Give your young person the opportunity to have your undivided attention as you listen intently to what he or she says to you. Don’t fear that you will give up ground as a parent by giving your teen a chance to express her needs and concerns, because if she doesn’t feel as though she have a voice, she will tune you out anyway. The most common complaint that teens express about conversations with parents is that they feel they are misunderstood or not heard. You must still exercise parental authority, but make sure your young person feels that he or she has been heard.
When talking to your teen, steer clear of mixed or vague messages. Clarity and consistency is key when you want your teenager to understand what you’re saying. In addition, help them to understand your perspective. The “because I said so” retort works in theory simply because you’re the parent and hence, the ultimate authority, and your kids know it. But it is not very effective with our savvy, 21st century, information-seeking pre-adults. In order for them to respect your point of view, they need to comprehend the message, even if they don’t agree with it.
A teenager’s reasoning or point of view may sound ludicrous to you. It always helps to rephrase and clarify what you believe he or she may be saying to be sure you have accurately deciphered the essence of the message. Try to repeat it in your own words to verify that you understand what he or she is saying. You may be met with a “you just don’t get it,” or the standard, “whatever,” but don’t get frustrated, and keep at it. State that your purpose is to build understanding and to be supportive, not to accuse or punish. Use that non-threatening “I” statement freely: “I don’t understand what you’re telling me, can you re-phrase it?” or, “I am concerned about what might happen.” These statements convey a personal and valid interest and are more effective than saying, “you always make the same mistakes!”
In addition to avoiding those offensive “you” messages, parents should also weave away from demanding a discussion when a teen is clearly not interested in talking.
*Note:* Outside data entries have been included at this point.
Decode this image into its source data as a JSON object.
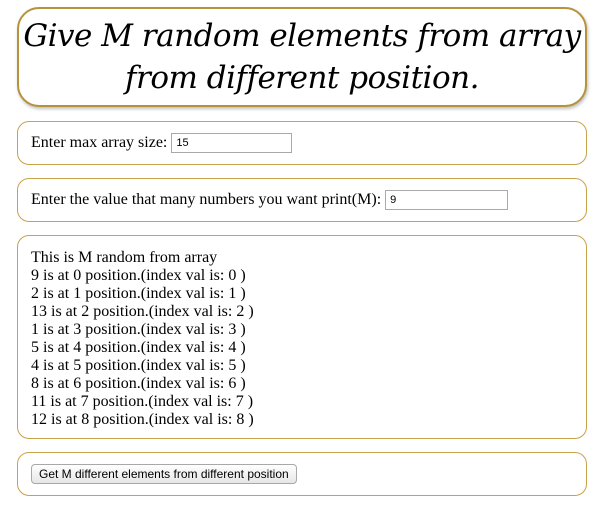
{
  "title": {
    "line1": "Give M random elements from array",
    "line2": "from different position."
  },
  "size_row": {
    "label": "Enter max array size:",
    "value": "15"
  },
  "m_row": {
    "label": "Enter the value that many numbers you want print(M):",
    "value": "9"
  },
  "results": {
    "heading": "This is M random from array",
    "lines": [
      "9 is at 0 position.(index val is: 0 )",
      "2 is at 1 position.(index val is: 1 )",
      "13 is at 2 position.(index val is: 2 )",
      "1 is at 3 position.(index val is: 3 )",
      "5 is at 4 position.(index val is: 4 )",
      "4 is at 5 position.(index val is: 5 )",
      "8 is at 6 position.(index val is: 6 )",
      "11 is at 7 position.(index val is: 7 )",
      "12 is at 8 position.(index val is: 8 )"
    ]
  },
  "action": {
    "button_label": "Get M different elements from different position"
  },
  "colors": {
    "border": "#c9a14a",
    "title_border": "#b8923a"
  }
}
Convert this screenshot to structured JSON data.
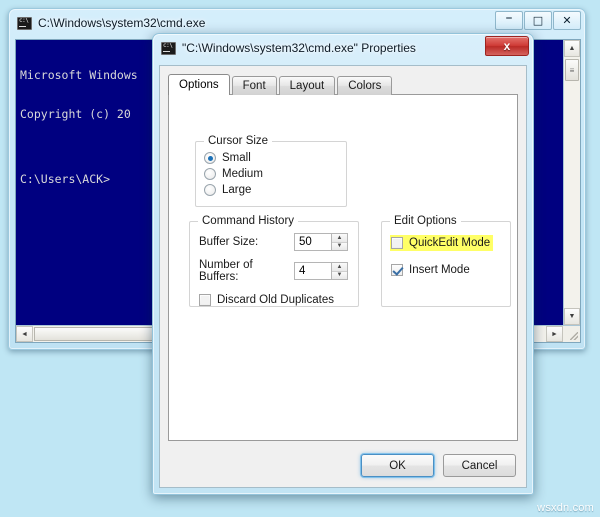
{
  "cmd_window": {
    "title": "C:\\Windows\\system32\\cmd.exe",
    "icon": "cmd-icon",
    "controls": {
      "minimize": "–",
      "maximize": "□",
      "close": "✕"
    },
    "console_lines": [
      "Microsoft Windows",
      "Copyright (c) 20",
      "",
      "C:\\Users\\ACK>"
    ],
    "scrollbar": {
      "up_arrow": "▲",
      "down_arrow": "▼",
      "left_arrow": "◄",
      "right_arrow": "►",
      "thumb_glyph": "≡"
    }
  },
  "properties_dialog": {
    "title": "\"C:\\Windows\\system32\\cmd.exe\" Properties",
    "close_label": "x",
    "tabs": [
      {
        "label": "Options",
        "active": true
      },
      {
        "label": "Font",
        "active": false
      },
      {
        "label": "Layout",
        "active": false
      },
      {
        "label": "Colors",
        "active": false
      }
    ],
    "cursor_size": {
      "legend": "Cursor Size",
      "options": [
        {
          "label": "Small",
          "checked": true
        },
        {
          "label": "Medium",
          "checked": false
        },
        {
          "label": "Large",
          "checked": false
        }
      ]
    },
    "command_history": {
      "legend": "Command History",
      "buffer_size_label": "Buffer Size:",
      "buffer_size_value": "50",
      "number_of_buffers_label": "Number of Buffers:",
      "number_of_buffers_value": "4",
      "discard_old_duplicates_label": "Discard Old Duplicates",
      "discard_old_duplicates_checked": false
    },
    "edit_options": {
      "legend": "Edit Options",
      "quickedit_label": "QuickEdit Mode",
      "quickedit_checked": false,
      "quickedit_highlighted": true,
      "insert_label": "Insert Mode",
      "insert_checked": true
    },
    "buttons": {
      "ok": "OK",
      "cancel": "Cancel"
    }
  },
  "watermark": {
    "text": "wsxdn.com"
  },
  "colors": {
    "console_background": "#000080",
    "highlight": "#ffff66",
    "accent_blue": "#1b71b8",
    "close_red": "#cf3b36",
    "aero_glass": "#c9e8f7"
  }
}
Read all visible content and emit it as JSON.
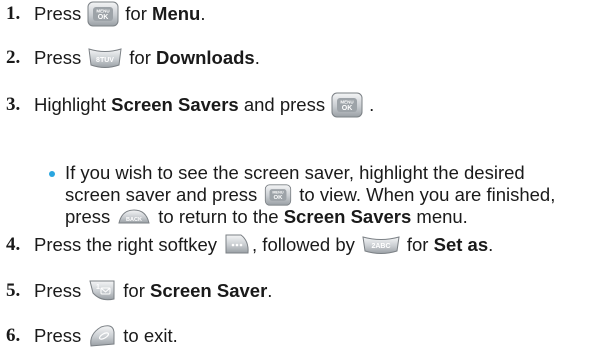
{
  "steps": [
    {
      "num": "1.",
      "parts": {
        "a": "Press",
        "b": "for",
        "c": "Menu",
        "d": "."
      },
      "key": "menu-ok-key-icon"
    },
    {
      "num": "2.",
      "parts": {
        "a": "Press",
        "b": "for",
        "c": "Downloads",
        "d": "."
      },
      "key": "8tuv-key-icon"
    },
    {
      "num": "3.",
      "parts": {
        "a": "Highlight",
        "b": "Screen Savers",
        "c": "and press",
        "d": "."
      },
      "key": "menu-ok-key-icon"
    },
    {
      "num": "4.",
      "parts": {
        "a": "Press the right softkey",
        "b": ", followed by",
        "c": "for",
        "d": "Set as",
        "e": "."
      },
      "keys": [
        "right-softkey-icon",
        "2abc-key-icon"
      ]
    },
    {
      "num": "5.",
      "parts": {
        "a": "Press",
        "b": "for",
        "c": "Screen Saver",
        "d": "."
      },
      "key": "1-voicemail-key-icon"
    },
    {
      "num": "6.",
      "parts": {
        "a": "Press",
        "b": "to exit."
      },
      "key": "end-key-icon"
    }
  ],
  "bullet": {
    "line1": "If you wish to see the screen saver, highlight the desired",
    "line2a": "screen saver and press",
    "line2b": "to view. When you are finished,",
    "line3a": "press",
    "line3b": "to return to the",
    "line3c": "Screen Savers",
    "line3d": "menu."
  },
  "key_labels": {
    "menu_top": "MENU",
    "ok": "OK",
    "eight": "8TUV",
    "two": "2ABC",
    "back": "BACK",
    "one": "1"
  },
  "colors": {
    "bullet": "#2aa6e0",
    "text": "#1a1a1a",
    "key_body": "#cfd3d6",
    "key_edge": "#7b8085"
  }
}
If your teen doesn’t want to engage in conversation, back off for a while. This strategy can help to disarm them while allowing them the time to rethink their views or behaviors. Try again in a few hours or days if needed, and you may find a better opportunity for meaningful dialogue. Definitely don’t surrender the discussion, especially if it involves a significant matter. Timing is everything when it comes to connecting with a teenager.
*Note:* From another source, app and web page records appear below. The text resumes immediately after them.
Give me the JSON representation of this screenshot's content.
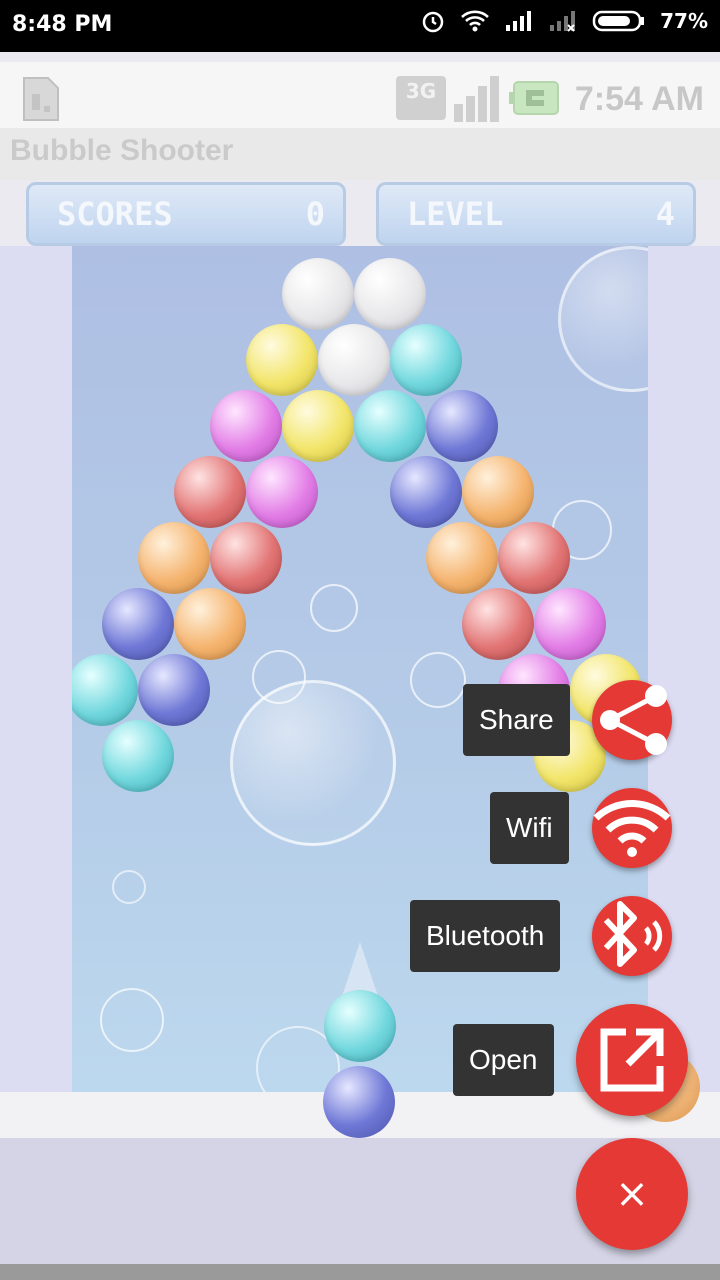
{
  "status_bar": {
    "time": "8:48 PM",
    "battery": "77%"
  },
  "emulator_bar": {
    "clock": "7:54 AM",
    "network": "3G"
  },
  "app": {
    "title": "Bubble Shooter"
  },
  "hud": {
    "scores_label": "SCORES",
    "scores_value": "0",
    "level_label": "LEVEL",
    "level_value": "4"
  },
  "fab_menu": {
    "items": [
      {
        "label": "Share"
      },
      {
        "label": "Wifi"
      },
      {
        "label": "Bluetooth"
      },
      {
        "label": "Open"
      }
    ],
    "close_symbol": "×"
  },
  "colors": {
    "accent": "#e53935",
    "chip": "#333333"
  }
}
And speaking of time, just because your child is now a semi-adult, doesn’t mean you shouldn’t share those nostalgic “mommy and me” moments. Do things together as a family since those are the special times that can lead to great conversations. You want your teen to feel as though he or she is worthy of your time and that you are actually still enjoyable to hang out with!
Relish the years spent with your teen … you only have a few left before they flee the nest to make it on their own. These years can be bittersweet — challenging, yet gratifying. Make the most of the time spent together and be sure that much of it is allotted to respectful conversation. And, if you forget all the preceding advice, hold on to this: tell your teen how loved and valued he or she is each day. Because unless they grasp that message, they won’t hear anything else.